Swedish gun runner Yodlaf (Franco Nero), in Mexico in the heat of the revolution to sell his weapons to the highest bidder, and hot-headed Mexican peasant turned revolutionary officer Vasco (Tomas Milian in a beret that evokes Che Guevara) are certainly not compañeros by any stretch of the definition. It’s only good timing that prevents Vasco from killing the blue-eyed stranger, and orders from his gun-shy but glory-hungry General that sends him along on a quest to free the idealistic revolutionary leader Professor Xantos (Fernando Rey) from American captivity at Fort Yuma. They make a great screen team, verbally jabbing and prodding one another along the way even when they are forced to rescue one another (left to their druthers, they’d go on alone). Nero plays the witty, worldly cosmopolitan (and, blue eyes and lightly bleached hair aside, the most Mediterranean Swede in the cinema) and Milian the wily survivor, acting on impulse and lobbing insults to his Swedish partner between paeans to his twinkling blue eyes.
Sergio Corbucci is one of the three great Sergios of the spaghetti western (along with Leone and Sollima) and the director of two of the genre’s classics, Django (1966), which made a star of Franco Nero, and The Great Silence (1968). Compañeros leans into the political arena that Sollima specialized in, using the political chaos and opportunism of the revolution as a volatile cultural backdrop filled with warring factions and freelance mercenaries, while driving the film with capers and cons and capture and escapes. They cross the border, break a prisoner out of an American Fort, and tangle with a dope-smoking bounty hunter with a wooden hand and a loyal falcon named Marsha. Jack Palance plays the laconic mercenary John, puffing on joints and smiling a crooked grin as he lazily springs traps and puts his prisoners to sadistic tortures, and his stoner delivery sends the film into a whole realm of weirdness.
Complicating things even more are the (not always clear) conflicts within the revolution, with the grandstanding General Mongo only in it for personal gain and the idealistic Xantos playing the Gandhi of the Mexican Revolution, a pacifist who preaches non-violence while everyone is trying to kill him. That includes the opportunist Mongo, who needs Xantos for his payday but also finds him a threat to his agenda. Sort of. The details are murky, but that’s hardly a problem for a genre all about betrayals and greed. And yet Corbucci, who helped define the amoral tone of the genre in Django, develops a streak of idealism that builds through the film until it blossoms as a defining theme without any sense of irony or insincerity. While he may not embrace the pacifism of his inspirational Professor, Corbucci certainly respects his integrity, a virtue not always seen in the genre, and presents it without cynicism. And that is quite a feat in a film with a body-count and a mercenary cast of this magnitude. It’s a wily good time with a rousing finish. Ennio Morricone provides the score.

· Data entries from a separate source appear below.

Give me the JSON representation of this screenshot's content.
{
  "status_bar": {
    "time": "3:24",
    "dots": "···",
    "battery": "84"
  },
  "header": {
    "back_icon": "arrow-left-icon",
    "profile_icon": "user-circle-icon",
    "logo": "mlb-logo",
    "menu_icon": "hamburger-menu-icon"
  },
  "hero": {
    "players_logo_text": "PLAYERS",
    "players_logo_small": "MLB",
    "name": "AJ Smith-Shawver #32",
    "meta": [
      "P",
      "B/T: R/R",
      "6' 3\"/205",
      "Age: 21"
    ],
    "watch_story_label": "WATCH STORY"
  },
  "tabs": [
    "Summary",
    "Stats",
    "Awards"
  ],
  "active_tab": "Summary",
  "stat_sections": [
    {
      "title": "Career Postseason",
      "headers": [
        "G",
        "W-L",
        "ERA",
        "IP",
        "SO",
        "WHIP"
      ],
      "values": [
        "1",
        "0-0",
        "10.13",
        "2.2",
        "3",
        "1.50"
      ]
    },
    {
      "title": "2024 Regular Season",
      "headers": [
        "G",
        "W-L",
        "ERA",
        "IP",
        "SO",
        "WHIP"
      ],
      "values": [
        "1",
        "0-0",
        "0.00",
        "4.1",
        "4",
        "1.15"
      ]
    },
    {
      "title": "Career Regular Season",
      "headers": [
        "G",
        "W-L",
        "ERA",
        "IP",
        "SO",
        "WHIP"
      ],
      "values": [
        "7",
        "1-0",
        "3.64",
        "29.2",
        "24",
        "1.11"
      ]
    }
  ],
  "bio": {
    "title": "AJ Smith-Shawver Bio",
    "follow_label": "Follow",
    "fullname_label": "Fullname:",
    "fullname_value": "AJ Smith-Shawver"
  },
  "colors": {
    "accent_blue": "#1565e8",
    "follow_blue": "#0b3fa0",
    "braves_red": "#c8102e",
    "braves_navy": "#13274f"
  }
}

Amazon Prime features the English language version. Add to watchlist